WHAT YOU NEED TO DO:
Select and copy out every line in the records containing "title".

★ ★ ★ ★ ★ ★ ★

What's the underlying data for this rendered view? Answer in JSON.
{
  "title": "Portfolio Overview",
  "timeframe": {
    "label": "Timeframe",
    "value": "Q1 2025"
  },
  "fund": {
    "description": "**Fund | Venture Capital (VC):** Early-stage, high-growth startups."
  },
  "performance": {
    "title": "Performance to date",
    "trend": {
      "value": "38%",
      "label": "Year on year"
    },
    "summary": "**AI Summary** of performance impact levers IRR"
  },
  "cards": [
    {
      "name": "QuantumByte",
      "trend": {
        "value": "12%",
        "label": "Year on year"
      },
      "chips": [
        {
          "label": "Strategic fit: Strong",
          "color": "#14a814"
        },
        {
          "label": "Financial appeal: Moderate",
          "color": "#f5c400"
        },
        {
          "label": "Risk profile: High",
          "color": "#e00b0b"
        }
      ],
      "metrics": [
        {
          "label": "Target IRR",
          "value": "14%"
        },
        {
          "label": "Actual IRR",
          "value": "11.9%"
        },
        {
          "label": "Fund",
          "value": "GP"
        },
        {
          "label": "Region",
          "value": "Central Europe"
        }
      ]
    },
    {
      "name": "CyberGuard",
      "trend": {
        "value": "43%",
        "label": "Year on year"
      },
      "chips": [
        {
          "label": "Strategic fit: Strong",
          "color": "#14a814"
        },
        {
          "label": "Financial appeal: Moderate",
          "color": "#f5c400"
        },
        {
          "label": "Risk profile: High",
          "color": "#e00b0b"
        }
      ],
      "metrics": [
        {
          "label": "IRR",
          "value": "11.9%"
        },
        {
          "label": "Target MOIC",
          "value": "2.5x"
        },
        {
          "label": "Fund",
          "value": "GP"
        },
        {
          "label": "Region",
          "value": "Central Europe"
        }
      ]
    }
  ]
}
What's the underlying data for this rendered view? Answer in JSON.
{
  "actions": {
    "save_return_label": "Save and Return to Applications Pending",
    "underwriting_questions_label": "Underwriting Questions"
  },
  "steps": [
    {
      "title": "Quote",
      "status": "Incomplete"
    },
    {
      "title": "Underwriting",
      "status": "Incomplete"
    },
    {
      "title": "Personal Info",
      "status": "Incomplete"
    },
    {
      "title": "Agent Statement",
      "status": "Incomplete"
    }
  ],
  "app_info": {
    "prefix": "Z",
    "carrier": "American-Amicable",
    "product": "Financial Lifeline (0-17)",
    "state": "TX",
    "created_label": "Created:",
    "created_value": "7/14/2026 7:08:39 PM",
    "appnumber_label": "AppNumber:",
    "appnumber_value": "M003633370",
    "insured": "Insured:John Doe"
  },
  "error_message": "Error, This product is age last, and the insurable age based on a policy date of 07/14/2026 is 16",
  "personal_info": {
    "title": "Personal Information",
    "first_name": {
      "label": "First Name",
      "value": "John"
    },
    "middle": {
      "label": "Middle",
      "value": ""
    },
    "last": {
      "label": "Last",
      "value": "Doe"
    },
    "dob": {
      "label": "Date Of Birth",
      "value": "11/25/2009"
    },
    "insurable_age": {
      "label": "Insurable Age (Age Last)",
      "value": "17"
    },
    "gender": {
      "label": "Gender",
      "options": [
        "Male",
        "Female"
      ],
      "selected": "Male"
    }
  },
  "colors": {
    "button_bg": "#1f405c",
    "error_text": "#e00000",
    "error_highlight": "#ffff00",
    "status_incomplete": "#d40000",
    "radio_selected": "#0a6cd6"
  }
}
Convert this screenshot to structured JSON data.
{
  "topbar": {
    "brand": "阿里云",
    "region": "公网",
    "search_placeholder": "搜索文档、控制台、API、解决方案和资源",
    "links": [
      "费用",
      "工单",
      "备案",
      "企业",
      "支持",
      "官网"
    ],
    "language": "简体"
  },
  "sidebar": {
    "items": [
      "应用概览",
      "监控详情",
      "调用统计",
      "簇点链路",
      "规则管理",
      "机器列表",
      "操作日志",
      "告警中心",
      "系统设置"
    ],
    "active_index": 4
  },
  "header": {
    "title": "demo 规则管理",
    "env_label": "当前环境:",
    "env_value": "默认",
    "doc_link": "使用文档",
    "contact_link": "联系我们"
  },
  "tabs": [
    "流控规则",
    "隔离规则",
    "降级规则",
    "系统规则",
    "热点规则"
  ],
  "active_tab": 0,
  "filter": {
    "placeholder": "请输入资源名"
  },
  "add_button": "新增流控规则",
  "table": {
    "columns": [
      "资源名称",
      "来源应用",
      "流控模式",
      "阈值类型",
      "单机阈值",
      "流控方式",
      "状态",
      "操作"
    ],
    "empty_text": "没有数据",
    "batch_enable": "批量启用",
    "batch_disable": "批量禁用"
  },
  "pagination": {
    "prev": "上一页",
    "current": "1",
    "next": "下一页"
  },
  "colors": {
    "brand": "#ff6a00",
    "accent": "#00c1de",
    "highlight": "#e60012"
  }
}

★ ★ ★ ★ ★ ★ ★

ANSWER FOR THIS EXERCISE:
  "title": "Portfolio Overview",
    "title": "Performance to date",
      "title": "Quote",
      "title": "Underwriting",
      "title": "Personal Info",
      "title": "Agent Statement",
    "title": "Personal Information",
    "title": "demo 规则管理",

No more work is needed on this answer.